__Data about app and page elements__:
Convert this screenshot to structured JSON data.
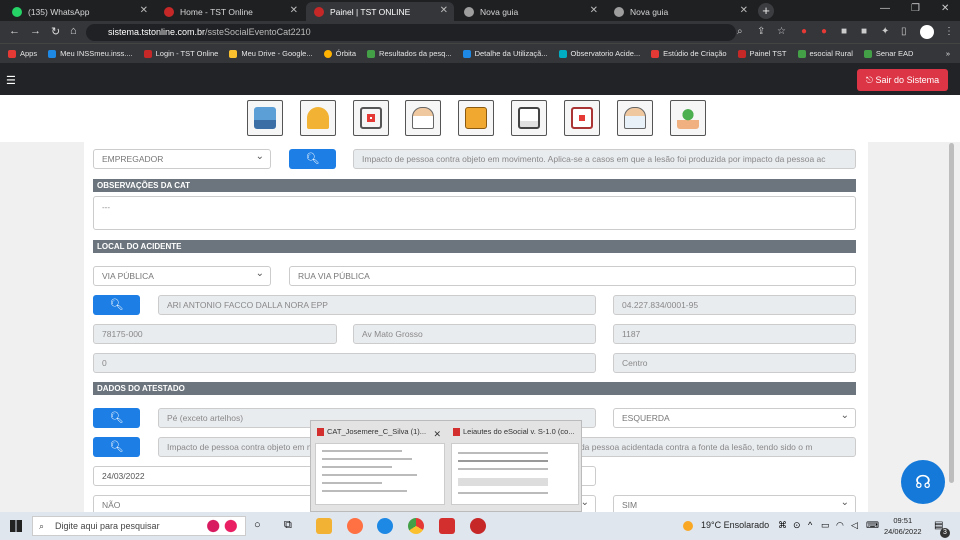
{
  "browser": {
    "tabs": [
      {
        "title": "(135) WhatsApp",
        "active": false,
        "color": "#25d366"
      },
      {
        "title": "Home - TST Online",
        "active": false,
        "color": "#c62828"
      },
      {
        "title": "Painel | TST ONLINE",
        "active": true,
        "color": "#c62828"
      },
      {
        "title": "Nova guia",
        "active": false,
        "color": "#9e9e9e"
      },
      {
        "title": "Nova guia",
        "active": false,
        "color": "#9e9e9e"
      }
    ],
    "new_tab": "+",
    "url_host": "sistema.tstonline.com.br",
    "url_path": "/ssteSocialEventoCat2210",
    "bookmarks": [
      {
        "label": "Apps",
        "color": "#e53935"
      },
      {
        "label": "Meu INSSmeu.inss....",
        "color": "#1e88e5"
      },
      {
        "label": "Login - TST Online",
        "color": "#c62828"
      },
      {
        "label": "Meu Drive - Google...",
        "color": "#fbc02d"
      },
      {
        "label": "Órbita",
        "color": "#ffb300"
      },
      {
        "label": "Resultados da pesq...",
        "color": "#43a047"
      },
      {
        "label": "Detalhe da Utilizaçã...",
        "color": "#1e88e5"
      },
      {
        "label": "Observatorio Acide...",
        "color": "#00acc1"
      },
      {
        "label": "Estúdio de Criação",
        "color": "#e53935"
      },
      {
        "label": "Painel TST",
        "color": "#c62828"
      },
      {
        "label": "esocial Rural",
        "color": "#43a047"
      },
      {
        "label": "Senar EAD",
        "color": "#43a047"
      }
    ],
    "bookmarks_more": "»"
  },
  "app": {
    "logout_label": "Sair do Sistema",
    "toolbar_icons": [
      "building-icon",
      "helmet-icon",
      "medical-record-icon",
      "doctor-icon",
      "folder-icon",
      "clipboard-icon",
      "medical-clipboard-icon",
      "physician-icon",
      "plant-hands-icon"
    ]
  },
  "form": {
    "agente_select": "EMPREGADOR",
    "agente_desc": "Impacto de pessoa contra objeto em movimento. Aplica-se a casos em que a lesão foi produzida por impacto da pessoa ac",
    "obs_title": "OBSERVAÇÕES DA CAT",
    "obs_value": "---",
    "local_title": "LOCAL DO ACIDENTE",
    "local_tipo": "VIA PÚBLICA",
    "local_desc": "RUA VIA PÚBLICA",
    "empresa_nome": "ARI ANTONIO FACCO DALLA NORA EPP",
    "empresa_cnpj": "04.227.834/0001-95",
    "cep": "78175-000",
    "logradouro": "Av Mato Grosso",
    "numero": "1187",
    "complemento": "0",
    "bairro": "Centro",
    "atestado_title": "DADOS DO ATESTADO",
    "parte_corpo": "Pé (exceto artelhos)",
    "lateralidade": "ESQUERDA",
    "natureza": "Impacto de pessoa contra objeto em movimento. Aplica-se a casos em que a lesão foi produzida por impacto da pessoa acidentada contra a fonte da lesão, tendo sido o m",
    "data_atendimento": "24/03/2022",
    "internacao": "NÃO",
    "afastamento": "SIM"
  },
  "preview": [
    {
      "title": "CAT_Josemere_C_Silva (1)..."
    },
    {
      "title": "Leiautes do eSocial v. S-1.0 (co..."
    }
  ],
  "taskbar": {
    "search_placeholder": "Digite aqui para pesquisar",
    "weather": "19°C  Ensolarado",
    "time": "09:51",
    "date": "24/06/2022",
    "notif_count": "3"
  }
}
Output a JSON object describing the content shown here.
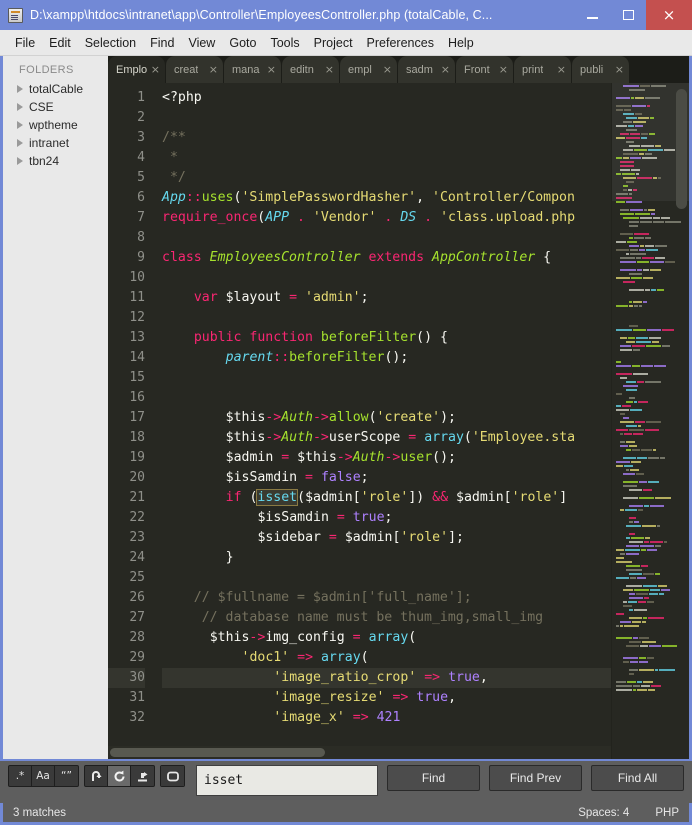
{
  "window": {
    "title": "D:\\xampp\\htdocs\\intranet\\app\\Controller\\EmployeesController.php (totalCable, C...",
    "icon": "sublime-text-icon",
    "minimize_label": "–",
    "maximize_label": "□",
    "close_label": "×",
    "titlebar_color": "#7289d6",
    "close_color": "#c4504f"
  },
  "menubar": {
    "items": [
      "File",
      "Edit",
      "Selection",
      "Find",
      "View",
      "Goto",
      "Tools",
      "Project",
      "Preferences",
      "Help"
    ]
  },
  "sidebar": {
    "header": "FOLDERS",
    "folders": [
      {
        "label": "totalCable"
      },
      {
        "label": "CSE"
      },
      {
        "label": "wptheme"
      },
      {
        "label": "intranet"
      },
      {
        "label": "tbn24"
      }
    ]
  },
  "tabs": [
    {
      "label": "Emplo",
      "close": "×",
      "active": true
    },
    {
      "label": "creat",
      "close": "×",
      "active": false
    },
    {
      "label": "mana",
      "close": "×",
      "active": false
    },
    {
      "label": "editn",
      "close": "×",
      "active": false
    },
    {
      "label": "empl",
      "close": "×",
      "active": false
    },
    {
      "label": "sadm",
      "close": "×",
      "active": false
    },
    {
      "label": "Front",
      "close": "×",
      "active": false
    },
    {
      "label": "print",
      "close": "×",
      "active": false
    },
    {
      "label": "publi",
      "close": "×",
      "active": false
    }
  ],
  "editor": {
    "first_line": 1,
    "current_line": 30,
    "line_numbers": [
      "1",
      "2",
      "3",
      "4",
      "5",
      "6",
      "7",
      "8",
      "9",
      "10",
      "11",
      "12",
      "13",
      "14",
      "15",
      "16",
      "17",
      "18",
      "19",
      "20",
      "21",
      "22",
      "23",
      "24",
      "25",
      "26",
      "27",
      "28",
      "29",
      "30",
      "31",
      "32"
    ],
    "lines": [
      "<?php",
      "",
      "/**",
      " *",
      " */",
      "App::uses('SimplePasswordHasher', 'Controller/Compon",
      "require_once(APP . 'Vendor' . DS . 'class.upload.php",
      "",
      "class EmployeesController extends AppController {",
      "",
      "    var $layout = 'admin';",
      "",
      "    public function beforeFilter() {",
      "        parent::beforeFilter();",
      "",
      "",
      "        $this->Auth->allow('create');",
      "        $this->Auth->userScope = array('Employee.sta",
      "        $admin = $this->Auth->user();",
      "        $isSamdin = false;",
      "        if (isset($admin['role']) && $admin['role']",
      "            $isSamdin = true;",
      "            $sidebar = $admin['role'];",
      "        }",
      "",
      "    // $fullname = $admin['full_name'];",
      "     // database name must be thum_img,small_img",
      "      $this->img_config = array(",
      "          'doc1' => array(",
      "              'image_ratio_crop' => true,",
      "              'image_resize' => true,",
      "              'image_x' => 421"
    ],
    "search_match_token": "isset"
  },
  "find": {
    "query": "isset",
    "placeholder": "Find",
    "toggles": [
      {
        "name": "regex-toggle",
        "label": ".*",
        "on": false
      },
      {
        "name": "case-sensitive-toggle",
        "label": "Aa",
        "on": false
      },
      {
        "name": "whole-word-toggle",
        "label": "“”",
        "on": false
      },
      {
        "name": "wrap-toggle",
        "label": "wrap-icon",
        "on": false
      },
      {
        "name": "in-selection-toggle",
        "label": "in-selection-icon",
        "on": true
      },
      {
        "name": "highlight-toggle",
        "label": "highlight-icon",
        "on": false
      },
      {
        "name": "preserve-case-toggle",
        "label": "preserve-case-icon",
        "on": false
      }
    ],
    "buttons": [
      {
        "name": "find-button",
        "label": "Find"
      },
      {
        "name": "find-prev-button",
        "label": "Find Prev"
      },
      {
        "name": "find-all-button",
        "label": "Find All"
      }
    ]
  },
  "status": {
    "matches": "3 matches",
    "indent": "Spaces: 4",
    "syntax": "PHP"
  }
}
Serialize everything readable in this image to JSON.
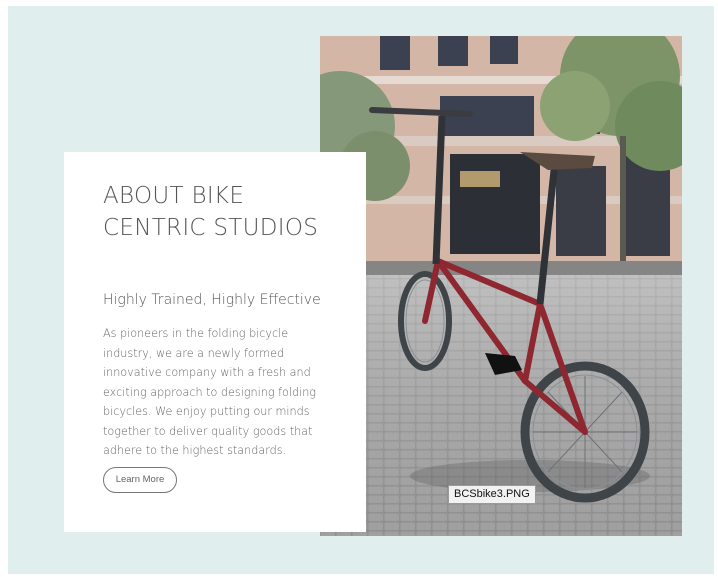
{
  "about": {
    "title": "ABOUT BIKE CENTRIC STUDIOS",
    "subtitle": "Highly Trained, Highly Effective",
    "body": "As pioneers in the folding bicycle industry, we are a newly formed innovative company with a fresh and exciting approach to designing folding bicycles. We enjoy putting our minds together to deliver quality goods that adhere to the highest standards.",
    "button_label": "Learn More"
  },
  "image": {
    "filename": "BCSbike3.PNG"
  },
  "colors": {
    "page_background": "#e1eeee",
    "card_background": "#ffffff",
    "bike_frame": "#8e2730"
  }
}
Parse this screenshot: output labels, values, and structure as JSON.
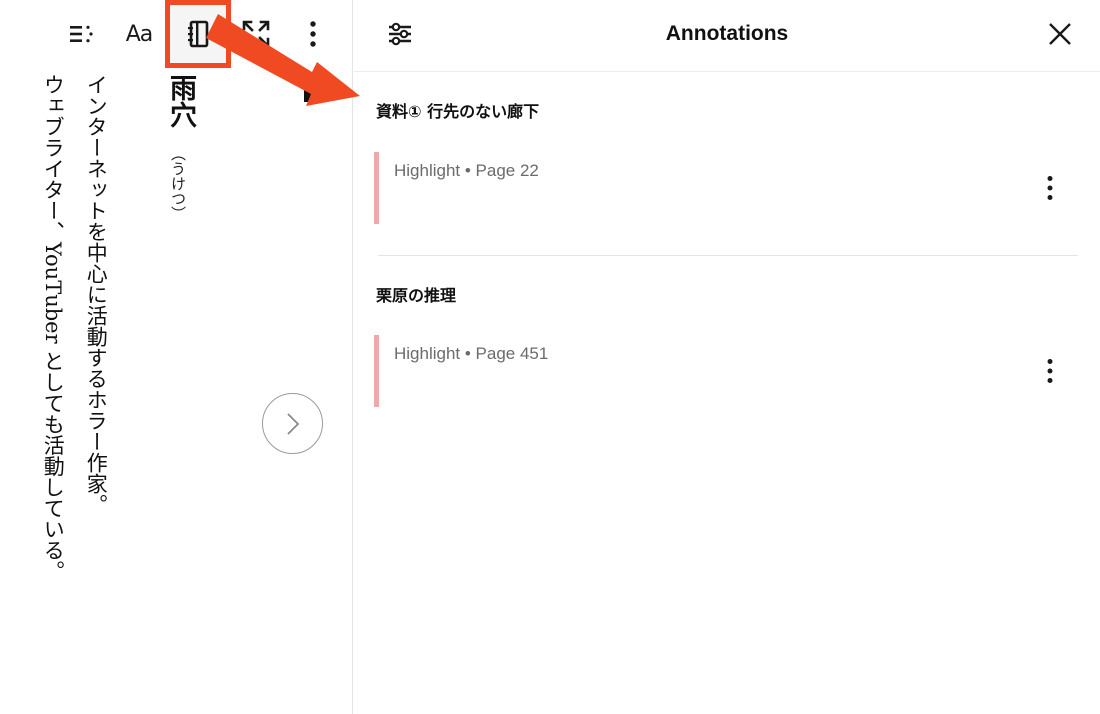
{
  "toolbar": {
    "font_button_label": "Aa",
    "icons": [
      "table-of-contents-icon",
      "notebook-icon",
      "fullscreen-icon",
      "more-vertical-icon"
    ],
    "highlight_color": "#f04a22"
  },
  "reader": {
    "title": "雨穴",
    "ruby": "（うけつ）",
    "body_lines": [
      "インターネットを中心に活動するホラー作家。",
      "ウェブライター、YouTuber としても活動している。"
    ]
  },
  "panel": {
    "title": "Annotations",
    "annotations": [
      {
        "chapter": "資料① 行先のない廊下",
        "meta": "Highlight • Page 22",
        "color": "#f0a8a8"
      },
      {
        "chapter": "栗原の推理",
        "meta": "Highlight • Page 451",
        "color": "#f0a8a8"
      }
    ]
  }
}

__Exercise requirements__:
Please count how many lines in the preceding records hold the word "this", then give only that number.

__Written response__:
7